Monday, June 1, 2009

Beyond Words (long ramble ahead...)

Last week I was catching up on some podcast listening while I worked on some fabric pieces in my living room (sewing is easier when you have a soft, well-lit place to park your backside). Episode 191 (4/26/09) of the Bad at Sports podcast featured an interview with art historian James Elkins about a growing international trend in art education: the PhD in Art.

During the discussion, Elkins pointed out many of the problems created by forging ahead with this new degree, such as lack of standard agreement on what should constitute the Art PhD or the regular old MFA; and the class-like split that might occur between MFAs (makers) and PhDs (thinkers). He also outlined the different approaches to this degree that he has encountered at various institutions. One sounds a lot like an MFA: intense studio time and critique that results in a body of work and a dissertation-length artist statement. The second approach is more philosophical or critical, asking degree candidates to focus their research in a discipline that may lie outside of art (anthropology, sociology, computer science, etc.), and to produce a dissertation in that field while also producing a body of studio work.

Elkins advocated for the second approach, at least in cases where an artist’s work necessitates expertise in an outside field (he mentioned Mary Kelly as an example). But the greater questions he seemed to be struggling with were these: what is the role of research in art? Can the production of visual art be considered research, that is, productive of new knowledge?

A lot of this questioning seemed to center around the key component of the PhD: the dissertation. And this got me to thinking about my own thesis (a mere 20 pages) and the role of language in the visual arts. I keep this blog because I want to exercise my writing skills and give the wordy part of my brain new thoughts to chew on, such as expressing connections like what I am doing now or trying to articulate my thoughts about an art show I have just seen.

However, when I am working in the studio I am not using that wordy part of my brain. Sometimes when I am working I realize later that I have been thinking with a different part of my brain, one that doesn’t put its thoughts into words in the same way that the part of my brain that worries about the laundry piling up or the unpaid bill on my desk does. This part of my brain thinks in pigments and marks, it tells me what to do next by showing me a picture of how things could be. These pictures are dark and fuzzy around the edges, so that I can only see a step or two ahead of myself at a time. I must rely on intuition to follow through on the ideas from this part of my brain, trusting myself to figure things out as I go along.
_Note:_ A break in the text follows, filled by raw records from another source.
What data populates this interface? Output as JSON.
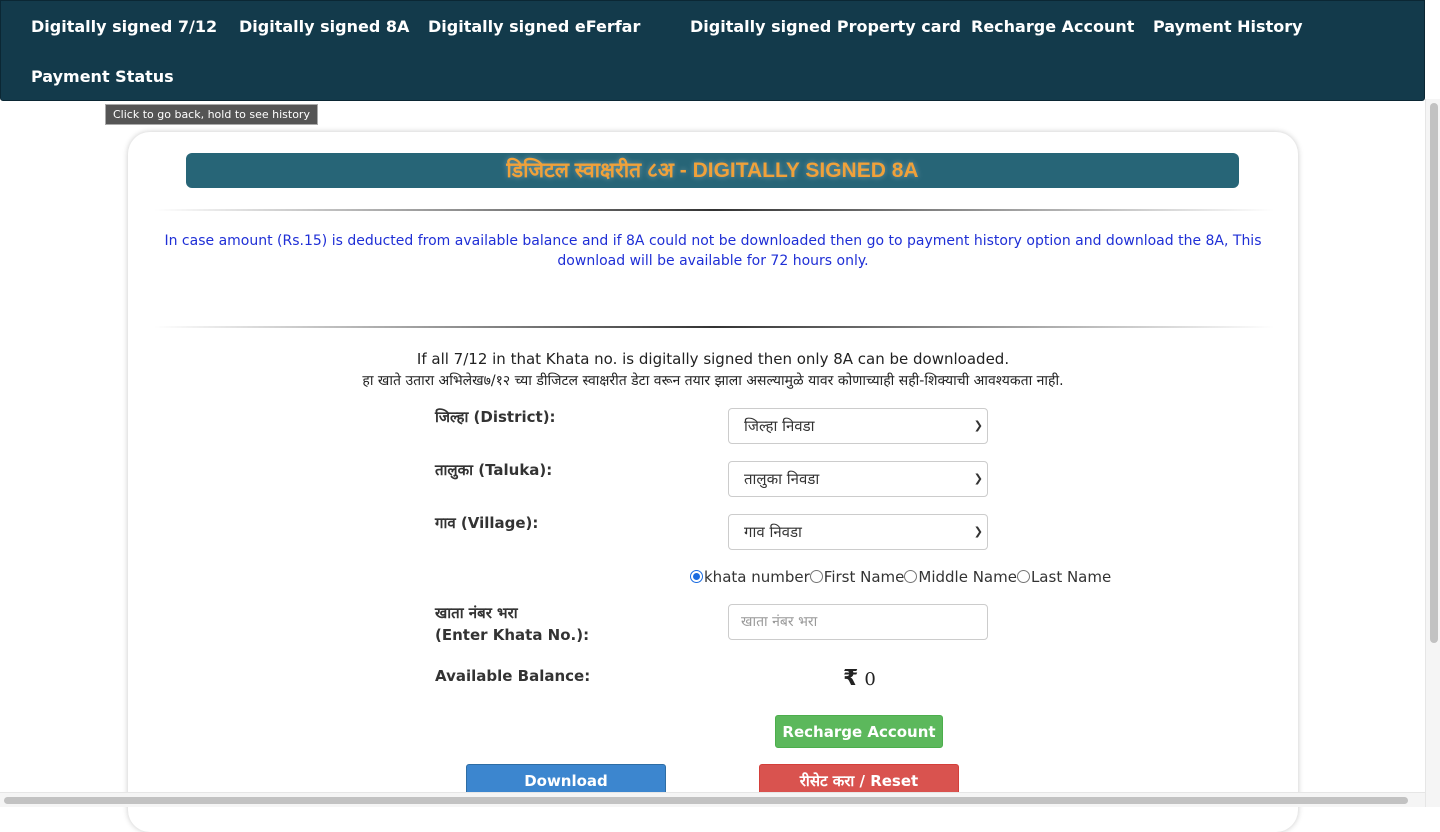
{
  "nav": {
    "items": [
      {
        "label": "Digitally signed 7/12"
      },
      {
        "label": "Digitally signed 8A"
      },
      {
        "label": "Digitally signed eFerfar"
      },
      {
        "label": "Digitally signed Property card"
      },
      {
        "label": "Recharge Account"
      },
      {
        "label": "Payment History"
      },
      {
        "label": "Payment Status"
      }
    ]
  },
  "tooltip": "Click to go back, hold to see history",
  "banner": {
    "title": "डिजिटल स्वाक्षरीत ८अ - DIGITALLY SIGNED 8A",
    "title_color": "#f0a13a",
    "bg_color": "#276577"
  },
  "notice": "In case amount (Rs.15) is deducted from available balance and if 8A could not be downloaded then go to payment history option and download the 8A, This download will be available for 72 hours only.",
  "info": {
    "en": "If all 7/12 in that Khata no. is digitally signed then only 8A can be downloaded.",
    "mr": "हा खाते उतारा अभिलेख७/१२ च्या डीजिटल स्वाक्षरीत डेटा वरून तयार झाला असल्यामुळे यावर कोणाच्याही सही-शिक्याची आवश्यकता नाही."
  },
  "form": {
    "district": {
      "label": "जिल्हा (District):",
      "selected": "जिल्हा निवडा"
    },
    "taluka": {
      "label": "तालुका (Taluka):",
      "selected": "तालुका निवडा"
    },
    "village": {
      "label": "गाव (Village):",
      "selected": "गाव निवडा"
    },
    "search_by": {
      "options": [
        "khata number",
        "First Name",
        "Middle Name",
        "Last Name"
      ],
      "selected": "khata number"
    },
    "khata": {
      "label_line1": "खाता नंबर भरा",
      "label_line2": "(Enter Khata No.):",
      "placeholder": "खाता नंबर भरा"
    },
    "balance": {
      "label": "Available Balance:",
      "currency": "₹",
      "amount": "0"
    }
  },
  "buttons": {
    "recharge": "Recharge Account",
    "download": "Download",
    "reset": "रीसेट करा / Reset"
  },
  "colors": {
    "navbar": "#133a4b",
    "notice_text": "#1f2fd6",
    "recharge_btn": "#5cb85c",
    "download_btn": "#3c86cf",
    "reset_btn": "#d9534f"
  }
}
I have lately been thinking that we make art in order to express ideas that are outside language. We create sculptures or symphonies because we want to share thoughts that are hard to put into words, that come from this pigment/mark/intuition part of our brains. But does this count as research? Does relying on my intuition to put red next to gray create new knowledge? And how can a dissertation on DNA sequencing lead to a PhD in Art? Why not a PhD in Biology instead?

1 comment:

andy said...

strange overlaps in our thinking MJ; and beautifully put by you. some can think and analyze and dissect with words, while others speak in a visual language that is suspect because of it's apparent lack of a "paper trail".

i had a fairly drunk (more so at the time) professor as an undergraduate that suggested everything around us could be used as research: while i think this was an excuse to have an extra few at the tavern, the point is well met. research can be as untraditional as the maker needs it to be, just as the art world promotes the avante garde and challenging of existing models, right?

did you see the recent times article on the handmade? "" maybe a little Pirsig, but i thought you'd like it.